Yes, you can certainly use a vacuum sealer for this recipe. Vacuum sealers provide a more airtight seal compared to zip-top bags. However, when using a vacuum sealer for marinating, be aware that it can sometimes suction the marinade away from the food. If you have experience with sealing marinated foods in vacuum seal bags, it can be a great choice. The zip-top bag method is just a simpler and more beginner-friendly option.
Cooking pork tenderloin to 140°F is safe, given that it is held at this temperature for a sufficient duration. The safety of sous vide cooking depends on both time and temperature. While the commonly recommended safe temperature for pork is 145°F for instant bacteria destruction, maintaining a lower temperature of 140°F for a longer period achieves the same result. This extended cooking time is crucial when using the sous vide method at lower temperatures.
Absolutely! However, you'll want to either slice your roast to make it sous vide pork chops, or increase the cooking time to 2-3 hours depending on size. This is because pork loin roasts are larger than pork tenderloin, so it'll take more time to get the meat up to it's target temperature. If you cut your pork loin into 1 to 2 inch thick pork chops, make sure they're in one layer so you can keep the cook time the same.
Nope! This specific recipe does, but you can just use the cooking method with a dry rub, your favorite seasonings, or fresh herbs. If you want to use a vacuum-sealed bag a rub will be easier to seal, while with the water displacement method I find it easier with some liquid in the bag.
Yes, you can cook marinated, frozen pork tenderloin using the sous vide method. Just add an extra hour to your cooking time, making it a minimum of 2 hours. This extended cooking time ensures that the pork tenderloin is thoroughly cooked, even when starting from frozen.
More Sous Vide Recipes you might like:
If you're newer to sous vide cooking, one of the things it's most used for is a perfect medium-rare steak. Looking for another soy-based marinade? This sous vide chicken teriyaki is incredibly tender.
I hope you love this sous vide pork loin recipe! If you do be sure to come back and leave a star rating. You can also tag me on socials, I love to see your kitchen creations!
Sous Vide Pork Tenderloin
- 1 lb pork tenderloin approx
- ⅓ cup low sodium soy sauce
- 2 tablespoon honey
- ¼ teaspoon black pepper
- 4 cloves fresh garlic crushed
- 1 tablespoon oil optional, any neutral oil like canola oil or olive oil
- Mix the honey, black pepper, and low sodium soy sauce. Crush garlic and add it to the marinade.
- Add marinade and pork to a zip-top bag and allow to rest in the fridge for 30 minutes or more. Optionally, first pierce the pork with a knife or fork.
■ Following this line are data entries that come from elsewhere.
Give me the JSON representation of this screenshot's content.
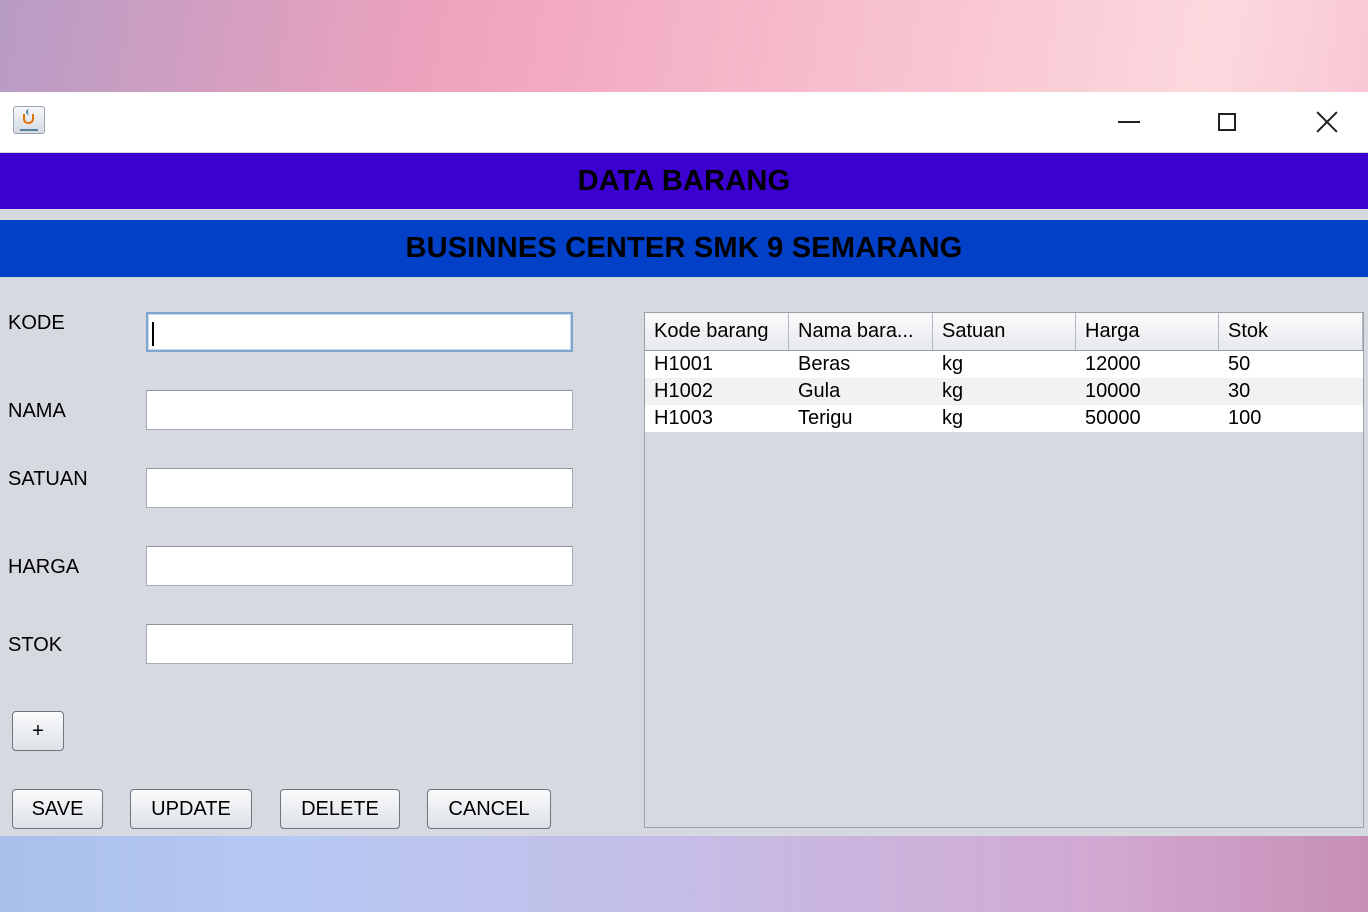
{
  "window": {
    "icon": "java-cup-icon",
    "controls": [
      "minimize-icon",
      "maximize-icon",
      "close-icon"
    ]
  },
  "banners": {
    "title": "DATA BARANG",
    "subtitle": "BUSINNES CENTER SMK 9 SEMARANG"
  },
  "form": {
    "fields": [
      {
        "label": "KODE",
        "value": ""
      },
      {
        "label": "NAMA",
        "value": ""
      },
      {
        "label": "SATUAN",
        "value": ""
      },
      {
        "label": "HARGA",
        "value": ""
      },
      {
        "label": "STOK",
        "value": ""
      }
    ],
    "add_label": "+",
    "buttons": [
      "SAVE",
      "UPDATE",
      "DELETE",
      "CANCEL"
    ]
  },
  "table": {
    "columns": [
      "Kode barang",
      "Nama bara...",
      "Satuan",
      "Harga",
      "Stok"
    ],
    "rows": [
      [
        "H1001",
        "Beras",
        "kg",
        "12000",
        "50"
      ],
      [
        "H1002",
        "Gula",
        "kg",
        "10000",
        "30"
      ],
      [
        "H1003",
        "Terigu",
        "kg",
        "50000",
        "100"
      ]
    ]
  },
  "colors": {
    "banner_title_bg": "#3b01cf",
    "banner_subtitle_bg": "#0240c8",
    "panel_bg": "#d6d9e0"
  }
}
- Remove air from the bag using the water displacement method, and cook in your sous vide bath at 140 for at least 1 hour, up to 4 hours.
- Sear (with optional oil unless using nonstick) in a hot pan for 30-60 seconds per side. Rest 5-10 minutes and slice for serving.
Nutrition information is provided as a courtesy and is an estimate. It is recommended to use your preferred calculator with the actual ingredients you use for optimal accuracy.